Fatima Nasser, born in Sabha, Libya, has created a food delivery app called Yummy that delivers homemade meals cooked by women in their own kitchens.
In 2017, Tatweer Research, a government-funded company dedicated to creating Libya's knowledge economy, teamed up with MIT Enterprise Forum Pan Arab to launch Libya's first-ever Enjazi Startup Competition. Yummy was one of its three winners. At its core is the desire to encourage entrepreneurial development and help diversify the Libyan economy away from oil. With Yummy, women are able to work from home, anonymously, without having to interact with male customers. This makes it both liberating and socially acceptable, says Nasser.
She adds that home catering has become a trend since the war, as security problems have made it more dangerous for women to leave their homes and there is an increased economic need for women to work.
She launched Yummy in her hometown and told CNN that 300 cooks are ready to start work when the app launches this month in Libya's second-largest city, Benghazi, and then the capital Tripoli.
One major threat is delivering food in unsafe areas with high carjacking rates. To solve this, Yummy has set up neutral meeting points within the city, so that the order can be delivered as close to the customer as possible without endangering the driver.
Second is the fragile internet service in that country, but in case of a blackout, Yummy provides a phone number so that the delivery can be handled manually.

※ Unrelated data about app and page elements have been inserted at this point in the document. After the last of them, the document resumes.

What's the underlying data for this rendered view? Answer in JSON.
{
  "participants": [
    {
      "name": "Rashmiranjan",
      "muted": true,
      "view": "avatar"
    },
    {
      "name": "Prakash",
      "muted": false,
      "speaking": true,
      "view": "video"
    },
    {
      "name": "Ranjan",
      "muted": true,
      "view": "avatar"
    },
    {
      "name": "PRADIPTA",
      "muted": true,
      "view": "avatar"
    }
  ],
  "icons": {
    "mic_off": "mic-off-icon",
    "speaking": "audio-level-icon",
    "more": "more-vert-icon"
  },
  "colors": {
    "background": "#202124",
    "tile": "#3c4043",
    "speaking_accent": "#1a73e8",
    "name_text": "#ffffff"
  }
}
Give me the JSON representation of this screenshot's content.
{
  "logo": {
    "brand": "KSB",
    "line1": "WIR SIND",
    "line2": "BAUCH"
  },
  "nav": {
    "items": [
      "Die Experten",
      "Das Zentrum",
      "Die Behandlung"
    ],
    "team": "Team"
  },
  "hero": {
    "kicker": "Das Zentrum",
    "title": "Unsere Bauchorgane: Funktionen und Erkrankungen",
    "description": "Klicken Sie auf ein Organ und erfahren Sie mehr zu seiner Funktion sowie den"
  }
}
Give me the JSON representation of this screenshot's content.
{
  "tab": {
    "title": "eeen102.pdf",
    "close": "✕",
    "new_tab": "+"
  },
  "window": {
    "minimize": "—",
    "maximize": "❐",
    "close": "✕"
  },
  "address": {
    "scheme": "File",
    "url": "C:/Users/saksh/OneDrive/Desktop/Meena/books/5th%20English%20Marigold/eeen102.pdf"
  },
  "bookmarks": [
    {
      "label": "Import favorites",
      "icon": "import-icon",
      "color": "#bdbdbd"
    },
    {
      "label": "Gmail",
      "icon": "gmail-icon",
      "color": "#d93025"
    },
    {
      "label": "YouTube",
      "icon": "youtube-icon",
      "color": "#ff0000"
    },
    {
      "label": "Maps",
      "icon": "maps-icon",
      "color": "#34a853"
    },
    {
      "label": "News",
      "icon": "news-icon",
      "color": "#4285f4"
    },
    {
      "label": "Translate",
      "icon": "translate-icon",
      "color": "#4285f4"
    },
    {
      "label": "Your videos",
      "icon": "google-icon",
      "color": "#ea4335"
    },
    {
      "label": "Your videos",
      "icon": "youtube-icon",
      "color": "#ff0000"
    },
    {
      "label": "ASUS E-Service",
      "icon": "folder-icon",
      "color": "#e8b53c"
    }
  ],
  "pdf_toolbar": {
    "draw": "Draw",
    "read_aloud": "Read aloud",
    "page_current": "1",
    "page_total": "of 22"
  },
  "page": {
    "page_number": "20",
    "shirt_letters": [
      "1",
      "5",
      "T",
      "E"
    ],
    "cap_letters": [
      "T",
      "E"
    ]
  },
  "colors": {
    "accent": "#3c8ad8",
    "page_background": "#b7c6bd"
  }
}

Her success, she says, is that she has listed all of the things that could go wrong while delivering food and created a solution for each one.